Craftsmanship and perfection
Jiro Ono is 85 years old, and he’s dedicated his entire life to his craft - he is considered the best sushi chef in the world. What’s amazing about Jiro and many other craftsmen who are at the top of what they do, is that regardless of their status as the best, they still search for perfection. Perfection is a hard thing to define, and more importantly, a hard thing to achieve. But when you make it a part of your ethos; when you aim for it every day, it does not matter if you get there - what matters is what you’ve made and learned along the path.
“Always look ahead and above yourself. Always try to improve on yourself. Always strive to elevate your craft. That’s what he taught me.”
Yoshikazu Ono on “Jiro Dreams of Sushi”

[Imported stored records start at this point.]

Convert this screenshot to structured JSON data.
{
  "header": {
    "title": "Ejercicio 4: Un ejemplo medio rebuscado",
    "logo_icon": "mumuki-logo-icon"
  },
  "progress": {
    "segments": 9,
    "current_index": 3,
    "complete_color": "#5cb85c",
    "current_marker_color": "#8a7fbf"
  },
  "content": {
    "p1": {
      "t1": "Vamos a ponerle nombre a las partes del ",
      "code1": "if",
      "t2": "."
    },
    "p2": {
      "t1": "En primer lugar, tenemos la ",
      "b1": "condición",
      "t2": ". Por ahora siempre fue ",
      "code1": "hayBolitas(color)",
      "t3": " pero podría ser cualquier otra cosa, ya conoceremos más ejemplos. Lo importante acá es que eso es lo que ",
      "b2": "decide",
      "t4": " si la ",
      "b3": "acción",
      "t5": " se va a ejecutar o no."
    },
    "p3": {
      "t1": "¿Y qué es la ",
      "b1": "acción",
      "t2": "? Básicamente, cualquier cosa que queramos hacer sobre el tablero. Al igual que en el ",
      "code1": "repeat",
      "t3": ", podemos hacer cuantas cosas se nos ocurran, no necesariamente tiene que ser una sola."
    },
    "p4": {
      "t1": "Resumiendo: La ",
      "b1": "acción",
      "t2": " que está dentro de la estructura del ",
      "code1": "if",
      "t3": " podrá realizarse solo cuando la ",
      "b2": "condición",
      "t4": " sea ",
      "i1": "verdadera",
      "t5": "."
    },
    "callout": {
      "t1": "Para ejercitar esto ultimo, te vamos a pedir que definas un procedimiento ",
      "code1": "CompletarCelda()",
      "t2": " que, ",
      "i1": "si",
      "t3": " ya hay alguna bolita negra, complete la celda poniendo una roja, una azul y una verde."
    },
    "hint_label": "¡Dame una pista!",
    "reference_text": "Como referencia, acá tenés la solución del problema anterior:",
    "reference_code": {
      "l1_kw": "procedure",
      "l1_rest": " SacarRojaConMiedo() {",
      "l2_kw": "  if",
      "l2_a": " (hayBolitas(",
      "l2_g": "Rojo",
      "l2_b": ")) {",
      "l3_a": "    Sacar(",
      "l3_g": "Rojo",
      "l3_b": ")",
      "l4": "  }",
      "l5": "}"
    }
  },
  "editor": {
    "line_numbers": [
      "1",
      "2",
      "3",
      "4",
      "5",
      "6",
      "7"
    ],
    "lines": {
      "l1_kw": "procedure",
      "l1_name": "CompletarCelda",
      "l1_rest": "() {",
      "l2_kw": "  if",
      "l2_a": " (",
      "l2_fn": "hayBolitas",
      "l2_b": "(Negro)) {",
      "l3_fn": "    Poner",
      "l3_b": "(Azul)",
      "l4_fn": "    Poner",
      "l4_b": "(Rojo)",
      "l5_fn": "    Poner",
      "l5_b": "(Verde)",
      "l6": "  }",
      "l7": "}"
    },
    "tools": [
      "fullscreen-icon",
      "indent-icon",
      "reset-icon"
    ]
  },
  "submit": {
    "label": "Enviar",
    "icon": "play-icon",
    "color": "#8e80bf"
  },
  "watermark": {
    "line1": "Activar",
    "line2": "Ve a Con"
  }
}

If you make things, you sit somewhere on the line between someone who works and a craftsman, and the position you take along that line permeates through everything you do. So what you should do, or rather, what I’m trying to do myself, is find a way to achieve perfection in my work - whether that work is writing code, designing the screens for an application or creating a piece of software. Here’s to more craftsmen.